The Golden Compass is the first book of Phillip Pullman’s His Dark Materials, a young adult fantasy trilogy that wrestles with issues of religion, individuality, and freedom. Known as Northern Lights in areas apart from North America, The Golden Compass was published in 1995. It has received several awards, including recognition as one of the top ten award winners of the prestigious Carnegie medal for children's fiction. It is considered a modern fantasy classic and has been praised for its ability to entrance both children and adults.
The Golden Compass is set in an alternate universe populated by witches, armored bears, and humans with daemons, intelligent creatures that are outward manifestations of their human’s soul.
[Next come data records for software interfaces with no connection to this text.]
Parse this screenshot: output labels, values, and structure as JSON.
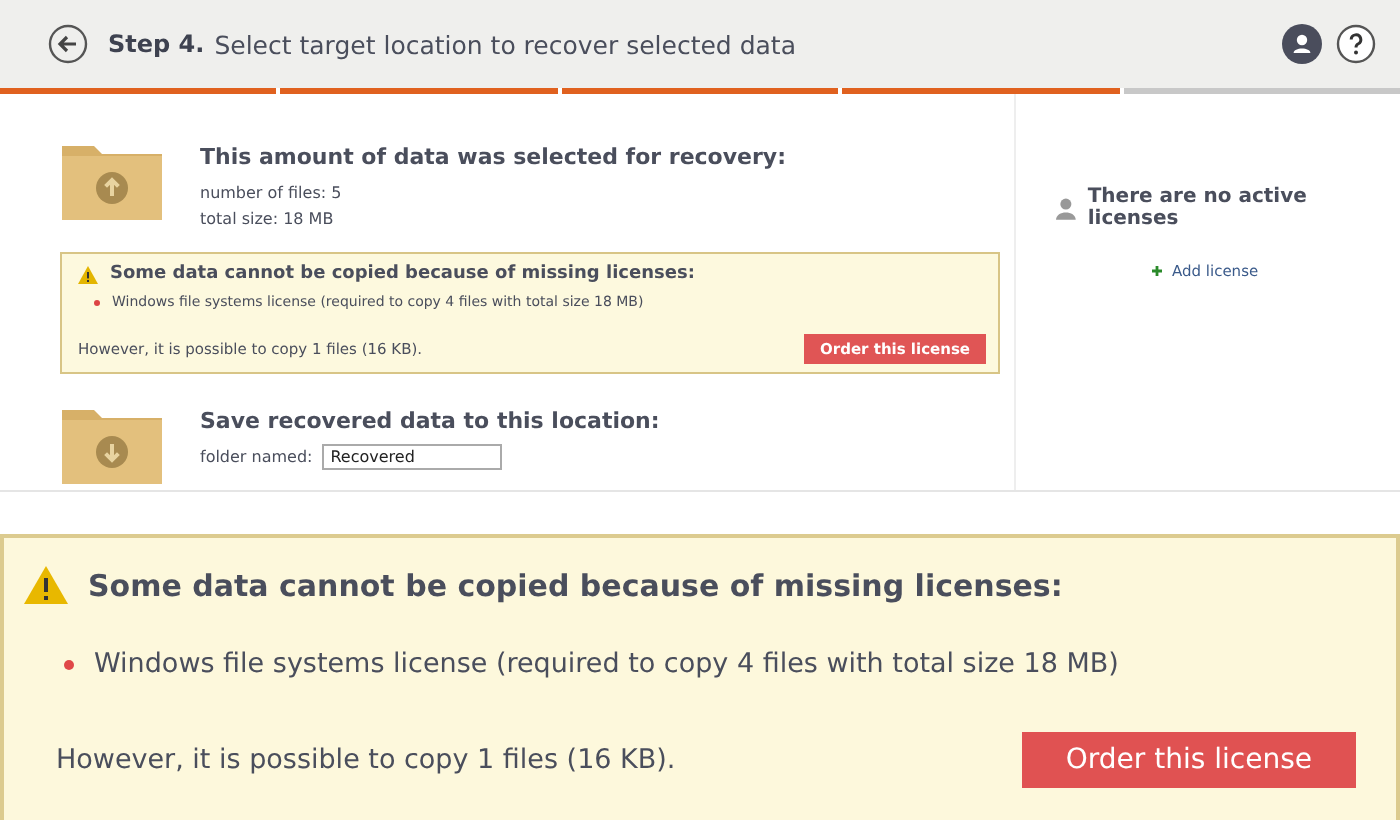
{
  "header": {
    "step": "Step 4.",
    "title": "Select target location to recover selected data"
  },
  "progress": [
    {
      "done": true
    },
    {
      "done": true
    },
    {
      "done": true
    },
    {
      "done": true
    },
    {
      "done": false
    }
  ],
  "selection": {
    "heading": "This amount of data was selected for recovery:",
    "lines": [
      "number of files: 5",
      "total size: 18 MB"
    ]
  },
  "warning": {
    "heading": "Some data cannot be copied because of missing licenses:",
    "items": [
      "Windows file systems license (required to copy 4 files with total size 18 MB)"
    ],
    "note": "However, it is possible to copy 1 files (16 KB).",
    "button": "Order this license"
  },
  "destination": {
    "heading": "Save recovered data to this location:",
    "label": "folder named:",
    "value": "Recovered"
  },
  "licenses": {
    "heading": "There are no active licenses",
    "link": "Add license"
  },
  "callout": {
    "heading": "Some data cannot be copied because of missing licenses:",
    "items": [
      "Windows file systems license (required to copy 4 files with total size 18 MB)"
    ],
    "note": "However, it is possible to copy 1 files (16 KB).",
    "button": "Order this license"
  }
}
Though The Golden Compass’s universe shares some similarities with ours (its original setting, for example, is a version of Oxford University in England), it’s obvious that there are huge divergences. Apart from the fantastical creatures, humans in Lyra’s are obsessed with Dust, a new type of matter that seems attracted to thinking beings, particularly once they reach adulthood. The Magisterium, an extremely strict religious institution, aims to destroy Dust, while The Golden Compass's heroes attempt to preserve and understand it.
The Golden Compass introduces Lyra Belacqua, one of the two central characters of His Dark Materials. Lyra, a young girl, lives in Jordan College with her scholar uncle, Lord Asriel. When Lyra overhears a secret conversation about Lord Asriel’s discovery of Dust and even prevents his death, she unwittingly becomes involved in a grand conspiracy. She also learns that Lord Asriel is her real father. Lyra confronts even more danger, however, when her best friend, Roger, is kidnapped by a strange and mysterious group known as the “Gobblers”, who appear to be stealing children from all over Oxford. She journeys with a group of gyptians to the Far North, where she finds Roger imprisoned and subjected to cruel experiments by her mother, Mrs. Coulter, who aims to disconnect children from their daemons before they reach puberty. Lyra ultimately fails her quest. Roger is killed. However, the events of this novel prepare Lyra for future quests in The Subtle Knife and The Amber Spyglass. Additionally, throughout the novel, Lyra cements her hatred of the Magisterium, the hierarchical religion that financed and supported the Gobblers’ inhumane experimentation. She learns how to adventure independently and makes several allies, most notably Iorek Byrinson, the king of the armored bears.